**What you need to do:**
Please output the records below word for word and omit the pictures.

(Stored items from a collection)

####

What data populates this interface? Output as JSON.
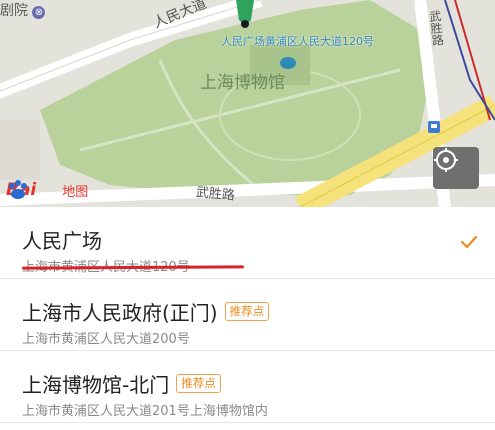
{
  "map": {
    "theater_label": "剧院",
    "road_renmin": "人民大道",
    "road_wusheng_right": "武胜路",
    "road_wusheng_bottom": "武胜路",
    "museum_label": "上海博物馆",
    "marker_label": "人民广场黄浦区人民大道120号",
    "logo_text": "Bai",
    "logo_text2": "地图",
    "colors": {
      "park": "#b9d29c",
      "road": "#ffffff",
      "marker": "#2ea35e",
      "metro_red": "#cc2a2a",
      "metro_blue": "#3a4aa0"
    }
  },
  "locate_button": {
    "icon": "locate-icon"
  },
  "places": [
    {
      "name": "人民广场",
      "address": "上海市黄浦区人民大道120号",
      "badge": "",
      "selected": true
    },
    {
      "name": "上海市人民政府(正门)",
      "address": "上海市黄浦区人民大道200号",
      "badge": "推荐点",
      "selected": false
    },
    {
      "name": "上海博物馆-北门",
      "address": "上海市黄浦区人民大道201号上海博物馆内",
      "badge": "推荐点",
      "selected": false
    }
  ],
  "colors": {
    "accent": "#f08a1c",
    "underline": "#d8232a"
  }
}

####

**Task result:**
What data populates this interface? Output as JSON.
{
  "map": {
    "theater_label": "剧院",
    "road_renmin": "人民大道",
    "road_wusheng_right": "武胜路",
    "road_wusheng_bottom": "武胜路",
    "museum_label": "上海博物馆",
    "marker_label": "人民广场黄浦区人民大道120号",
    "logo_text": "Bai",
    "logo_text2": "地图",
    "colors": {
      "park": "#b9d29c",
      "road": "#ffffff",
      "marker": "#2ea35e",
      "metro_red": "#cc2a2a",
      "metro_blue": "#3a4aa0"
    }
  },
  "locate_button": {
    "icon": "locate-icon"
  },
  "places": [
    {
      "name": "人民广场",
      "address": "上海市黄浦区人民大道120号",
      "badge": "",
      "selected": true
    },
    {
      "name": "上海市人民政府(正门)",
      "address": "上海市黄浦区人民大道200号",
      "badge": "推荐点",
      "selected": false
    },
    {
      "name": "上海博物馆-北门",
      "address": "上海市黄浦区人民大道201号上海博物馆内",
      "badge": "推荐点",
      "selected": false
    }
  ],
  "colors": {
    "accent": "#f08a1c",
    "underline": "#d8232a"
  }
}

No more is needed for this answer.